Activity
Go through the lines below and repeat each one exactly, skipping pictures.

Exercise data
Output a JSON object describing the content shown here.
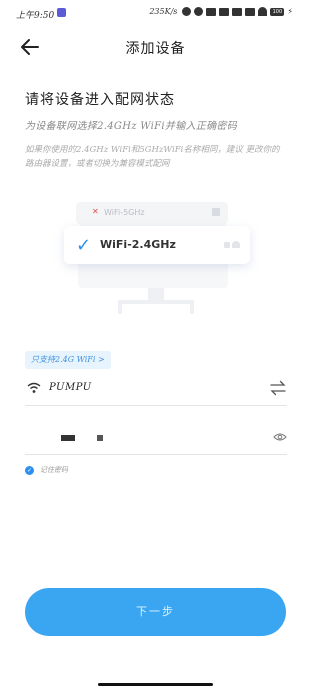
{
  "status_bar": {
    "time": "上午9:50",
    "net_speed": "235K/s",
    "battery": "100"
  },
  "header": {
    "title": "添加设备"
  },
  "main": {
    "heading": "请将设备进入配网状态",
    "subheading": "为设备联网选择2.4GHz WiFi并输入正确密码",
    "note": "如果你使用的2.4GHz WiFi和5GHzWiFi名称相同，建议 更改你的路由器设置，或者切换为兼容模式配网",
    "illustration": {
      "band_5g_label": "WiFi-5GHz",
      "band_24g_label": "WiFi-2.4GHz"
    },
    "support_tag": "只支持2.4G WiFi >",
    "ssid": "PUMPU",
    "remember_label": "记住密码",
    "next_button": "下一步"
  },
  "colors": {
    "accent": "#3aa6f2",
    "check": "#2d8ff0",
    "tag_bg": "#e8f4fd",
    "error_x": "#e84a4a"
  }
}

Response to this task
Output a JSON object describing the content shown here.
{
  "status_bar": {
    "time": "上午9:50",
    "net_speed": "235K/s",
    "battery": "100"
  },
  "header": {
    "title": "添加设备"
  },
  "main": {
    "heading": "请将设备进入配网状态",
    "subheading": "为设备联网选择2.4GHz WiFi并输入正确密码",
    "note": "如果你使用的2.4GHz WiFi和5GHzWiFi名称相同，建议 更改你的路由器设置，或者切换为兼容模式配网",
    "illustration": {
      "band_5g_label": "WiFi-5GHz",
      "band_24g_label": "WiFi-2.4GHz"
    },
    "support_tag": "只支持2.4G WiFi >",
    "ssid": "PUMPU",
    "remember_label": "记住密码",
    "next_button": "下一步"
  },
  "colors": {
    "accent": "#3aa6f2",
    "check": "#2d8ff0",
    "tag_bg": "#e8f4fd",
    "error_x": "#e84a4a"
  }
}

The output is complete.